Long form: 'No AA group or member should ever, in such a way as to implicate AA, express any opinion on outside controversial issues—particularly those of politics, alcohol reform, or sectarian religion. The Alcoholics Anonymous groups oppose no one. Concerning such matters they can express no views whatever.’
What is not an opinion? Fact, principle, and experience.
Are opinions bad? No, because if they were, Tradition X would read AA has no opinion on issues or no AA member should express any opinion.
Give me an example of an 'inside issue'! What works and does not work in the treatment of alcoholism.
Are there dangers of avoiding opinions on inside issues? Yes: (a) excessive open-mindedness and the presentation of all paths through AA as equally likely to bring about permanent, contented sobriety (b) being so enigmatic and cautious with newcomers that they have no clue what to do to stay sober.
What outside issues should be left at the door?
(a) Membership and jargon of other twelve-steps fellowships.
(b) Negative views of particular religions (never say, ‘I’m a recovering Catholic’. You’re insulting newcomer Catholics).
(c) Positive views of particular religions (don’t advertise Jesus; don’t vaunt Buddhism).
(d) Religious practices (don’t cross yourself; don’t introduce Buddhist meditation into your AA group).
(e) Any view on politics whatsoever.
(f) Negative views of treatment centres (do not say, ‘that idea is just treatment centre rubbish’; don’t dismiss psychotherapy).
(g) Positive views of other methods of recovering (don’t advertise treatment centres, psychotherapy, other support groups, or particular writers on recovery, religion, or spirituality).
Why? Because it affects unity (Tradition I) and primary purpose (Tradition V), and because newcomers in particular will mistake your view for that of AA and may be put off AA.
Give an example of a breach! A member of a twelve-step fellowship wrote to a website devoted to criticising AA in general and certain groups in particular, and the website published his views of that group and of one of its more prominent members. There was a furore. That was the first breach of Tradition X. The second breach was the group’s very public upset and personal hostility towards the other twelve-step fellowship and individuals and groups within it.
What should they have done instead? Everyone should have kept their big, fat mouths shut at the public level.
What if people are spreading misinformation? Concept XII answers that: stay silent publicly but write to them correcting the misinformation privately.
How does Tradition X apply within sponsorship? Convey only what is in or consistent with the book Alcoholics Anonymous.
Are relationships and medication outside issues? They are partly inside and partly outside. Both affect the individual’s spiritual welfare, but both have aspects clearly outside the scope of AA.
What is the sponsor’s role, then? Share knowledge and experience and ask pertinent questions; do not tell anyone what to do.
Are there exceptions? Absolutely: as with any set of principles, sometimes they conflict with one another. If someone is in danger of harming himself or others, there is a moral obligation to share one’s opinion.

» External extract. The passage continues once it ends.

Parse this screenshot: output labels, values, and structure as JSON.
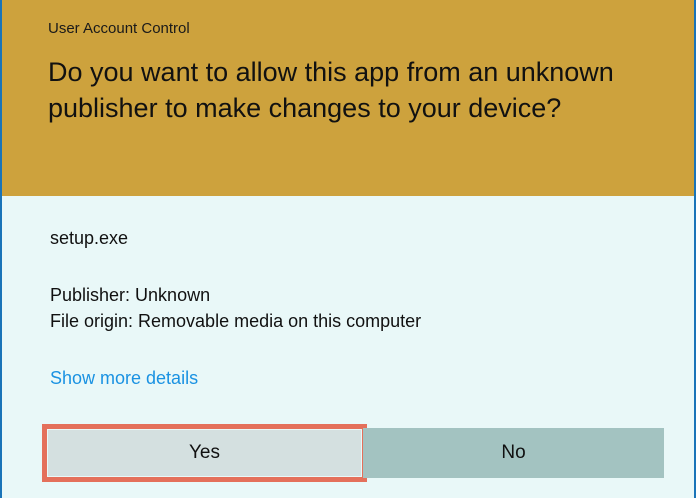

Does this not breach Tradition X? If there is a risk of the opinion being mistaken for that of AA, take your AA hat off and preface the opinion with: ‘I’m saying this to you not as your sponsor or as an AA member but as a friend who is concerned about your welfare.’ If in doubt, add, ‘this is just my opinion, and sometimes my opinions are 100% wrong.’
Is this the last word on Tradition X? No.